WORKFORCE

Of course the crucial factor in all of this investment and system design is having a skilled workforce.

We need more health workers. Last week’s announcement that we are bringing forward the border opening might help to see more health workers come into the country.

But the need is much longer-term, and we need to take a strategic approach supported by investment.

There are challenges we need to address to make health an attractive employer. Fair remuneration and addressing pay equity are issues that extend across the broad employment settings in the health sector. As well as supporting our health workforce in primary and community care, we also need to address issues in settings like aged residential care and in-home care in the community.

If we get these things right, they will be better for our workforce, but also better for the people our workforce are there to support.

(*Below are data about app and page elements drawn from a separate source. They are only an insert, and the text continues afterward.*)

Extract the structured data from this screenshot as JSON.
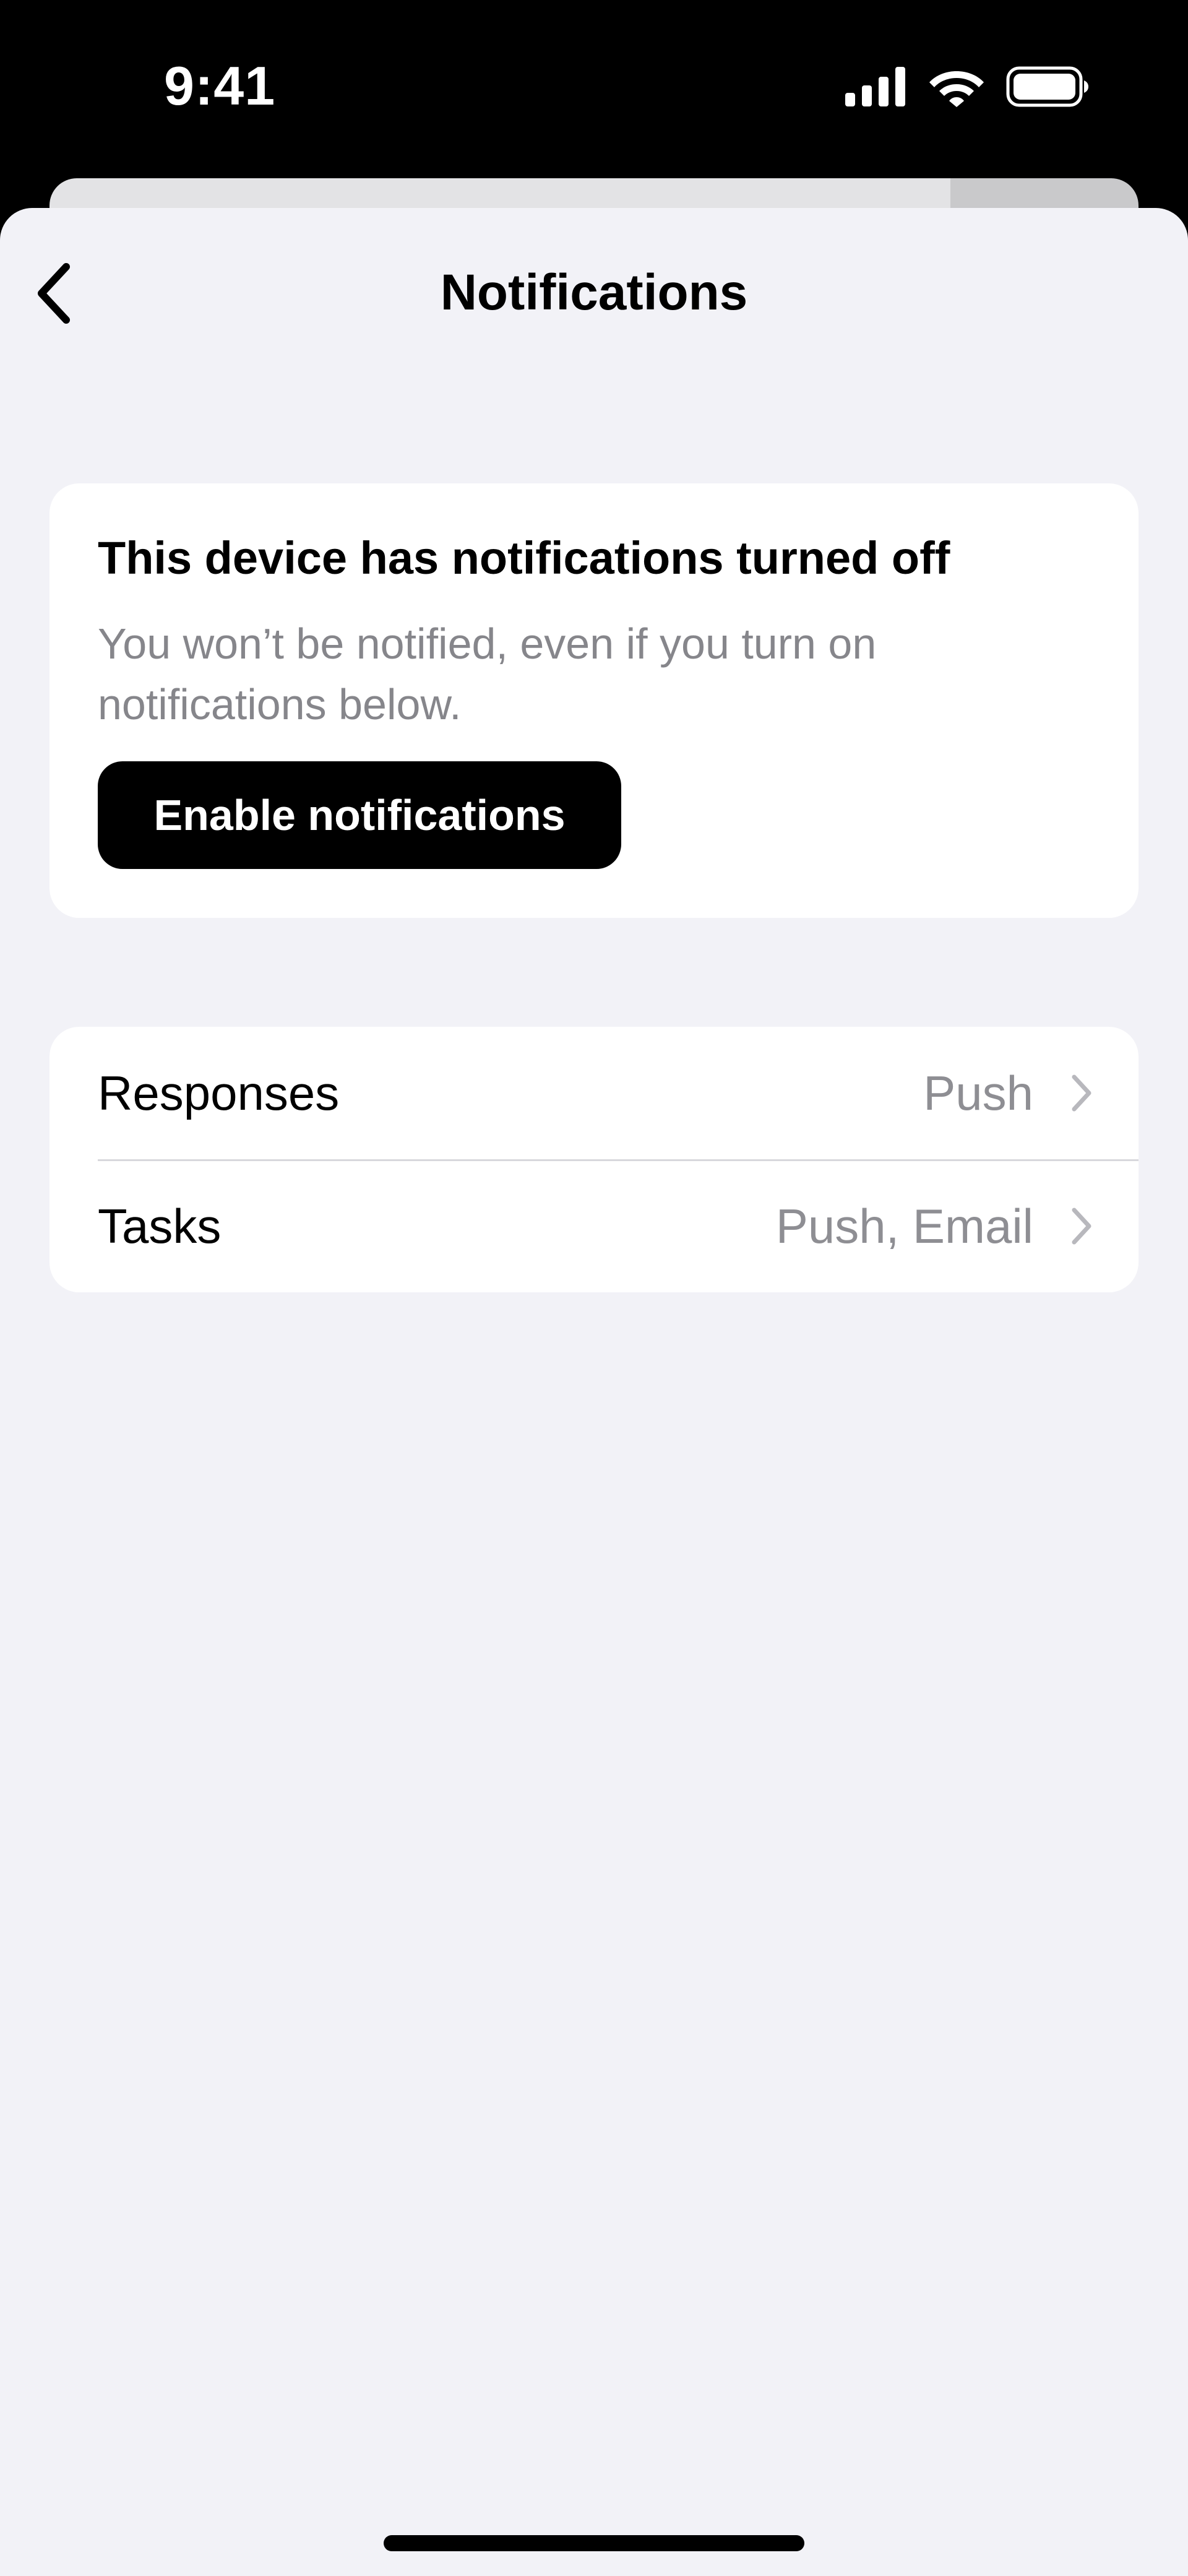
{
  "status_bar": {
    "time": "9:41",
    "icons": [
      "cellular-signal-icon",
      "wifi-icon",
      "battery-icon"
    ]
  },
  "nav": {
    "title": "Notifications",
    "back_icon": "chevron-left-icon"
  },
  "alert": {
    "title": "This device has notifications turned off",
    "body": "You won’t be notified, even if you turn on notifications below.",
    "button_label": "Enable notifications"
  },
  "settings": {
    "rows": [
      {
        "label": "Responses",
        "value": "Push",
        "icon": "chevron-right-icon"
      },
      {
        "label": "Tasks",
        "value": "Push, Email",
        "icon": "chevron-right-icon"
      }
    ]
  },
  "colors": {
    "background": "#f2f2f7",
    "card": "#ffffff",
    "primary_text": "#000000",
    "secondary_text": "#86868b",
    "button": "#000000",
    "button_text": "#ffffff"
  }
}
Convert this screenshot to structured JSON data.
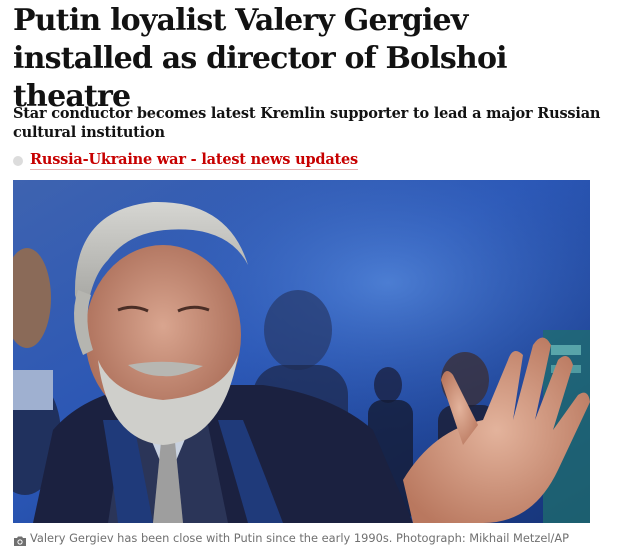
{
  "article": {
    "headline": "Putin loyalist Valery Gergiev installed as director of Bolshoi theatre",
    "standfirst": "Star conductor becomes latest Kremlin supporter to lead a major Russian cultural institution",
    "live_link_label": "Russia-Ukraine war - latest news updates",
    "image": {
      "caption": "Valery Gergiev has been close with Putin since the early 1990s. Photograph: Mikhail Metzel/AP"
    }
  },
  "colors": {
    "headline": "#121212",
    "link": "#c70000",
    "caption": "#707070",
    "photo_background": "#1e3f88"
  },
  "icons": {
    "live_indicator": "live-dot-icon",
    "caption_prefix": "camera-icon"
  }
}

But addressing these challenges takes time, and they take investment.

We have allocated funding to support the growth of a more sustainable pipeline of health workers – particularly our primary and community care and Māori workforces – with $76m over four years has been set aside to make progress.

And we’re investing $31 million over four years to support innovation in education, training and development for our workforce.

CONCLUSION

There are limits to how much we can spend on health, just as there are to any area of public spending. All investment should be concentrated on the key areas that will bring benefits for people across New Zealand.

We need to invest to address inequity, to develop our future workforce and to ensure people can get the right type of healthcare, when and where they need it.

One Budget does not make a health system transformation. Transformation takes time. But Budget 2022 is about getting the foundations right so we have a solid platform to launch from as we undertake longer-term transformation.

We have a big challenge ahead of us. Reforming a country’s health system is not a task that a Government takes lightly.

We saw and heard the undeniable reasons why change needed to happen, and why we couldn’t wait and just keep kicking the can down the road.

What we do has to be right for Aotearoa New Zealand. And this health reform gives us the best chance in a long time to set ourselves up for a long-term future with better health for all.

Ngā mihi nui. Thank you very much.

MIL OSI